Dataset rows for apps and sites
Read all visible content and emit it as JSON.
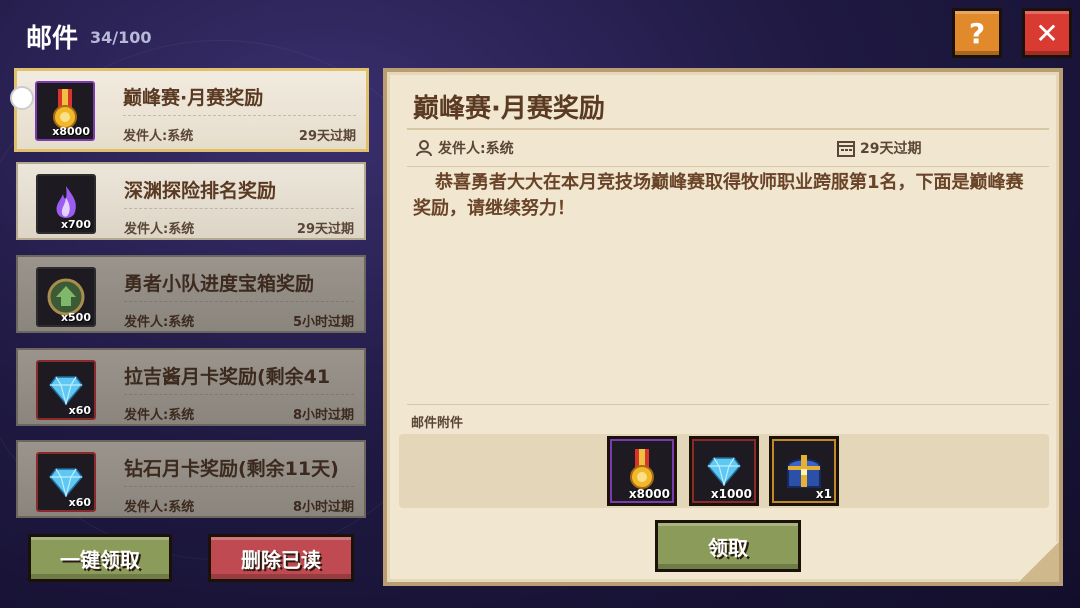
{
  "header": {
    "title": "邮件",
    "count": "34/100",
    "help_label": "?",
    "close_label": "✕"
  },
  "mails": [
    {
      "title": "巅峰赛·月赛奖励",
      "sender": "发件人:系统",
      "expire": "29天过期",
      "qty": "x8000",
      "icon": "medal-icon",
      "state": "selected"
    },
    {
      "title": "深渊探险排名奖励",
      "sender": "发件人:系统",
      "expire": "29天过期",
      "qty": "x700",
      "icon": "purple-flame-icon",
      "state": "unread"
    },
    {
      "title": "勇者小队进度宝箱奖励",
      "sender": "发件人:系统",
      "expire": "5小时过期",
      "qty": "x500",
      "icon": "green-emblem-icon",
      "state": "read"
    },
    {
      "title": "拉吉酱月卡奖励(剩余41",
      "sender": "发件人:系统",
      "expire": "8小时过期",
      "qty": "x60",
      "icon": "diamond-icon",
      "state": "read"
    },
    {
      "title": "钻石月卡奖励(剩余11天)",
      "sender": "发件人:系统",
      "expire": "8小时过期",
      "qty": "x60",
      "icon": "diamond-icon",
      "state": "read"
    }
  ],
  "buttons": {
    "claim_all": "一键领取",
    "delete_read": "删除已读",
    "claim": "领取"
  },
  "detail": {
    "title": "巅峰赛·月赛奖励",
    "sender": "发件人:系统",
    "expire": "29天过期",
    "body": "恭喜勇者大大在本月竞技场巅峰赛取得牧师职业跨服第1名，下面是巅峰赛奖励，请继续努力！",
    "attachments_label": "邮件附件",
    "attachments": [
      {
        "icon": "medal-icon",
        "qty": "x8000",
        "frame_color": "#7a3bb0"
      },
      {
        "icon": "diamond-icon",
        "qty": "x1000",
        "frame_color": "#8a2a2a"
      },
      {
        "icon": "treasure-chest-icon",
        "qty": "x1",
        "frame_color": "#c08a2a"
      }
    ]
  }
}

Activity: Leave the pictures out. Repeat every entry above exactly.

Exercise answer:
Read all visible content and emit it as JSON.
{
  "header": {
    "title": "邮件",
    "count": "34/100",
    "help_label": "?",
    "close_label": "✕"
  },
  "mails": [
    {
      "title": "巅峰赛·月赛奖励",
      "sender": "发件人:系统",
      "expire": "29天过期",
      "qty": "x8000",
      "icon": "medal-icon",
      "state": "selected"
    },
    {
      "title": "深渊探险排名奖励",
      "sender": "发件人:系统",
      "expire": "29天过期",
      "qty": "x700",
      "icon": "purple-flame-icon",
      "state": "unread"
    },
    {
      "title": "勇者小队进度宝箱奖励",
      "sender": "发件人:系统",
      "expire": "5小时过期",
      "qty": "x500",
      "icon": "green-emblem-icon",
      "state": "read"
    },
    {
      "title": "拉吉酱月卡奖励(剩余41",
      "sender": "发件人:系统",
      "expire": "8小时过期",
      "qty": "x60",
      "icon": "diamond-icon",
      "state": "read"
    },
    {
      "title": "钻石月卡奖励(剩余11天)",
      "sender": "发件人:系统",
      "expire": "8小时过期",
      "qty": "x60",
      "icon": "diamond-icon",
      "state": "read"
    }
  ],
  "buttons": {
    "claim_all": "一键领取",
    "delete_read": "删除已读",
    "claim": "领取"
  },
  "detail": {
    "title": "巅峰赛·月赛奖励",
    "sender": "发件人:系统",
    "expire": "29天过期",
    "body": "恭喜勇者大大在本月竞技场巅峰赛取得牧师职业跨服第1名，下面是巅峰赛奖励，请继续努力！",
    "attachments_label": "邮件附件",
    "attachments": [
      {
        "icon": "medal-icon",
        "qty": "x8000",
        "frame_color": "#7a3bb0"
      },
      {
        "icon": "diamond-icon",
        "qty": "x1000",
        "frame_color": "#8a2a2a"
      },
      {
        "icon": "treasure-chest-icon",
        "qty": "x1",
        "frame_color": "#c08a2a"
      }
    ]
  }
}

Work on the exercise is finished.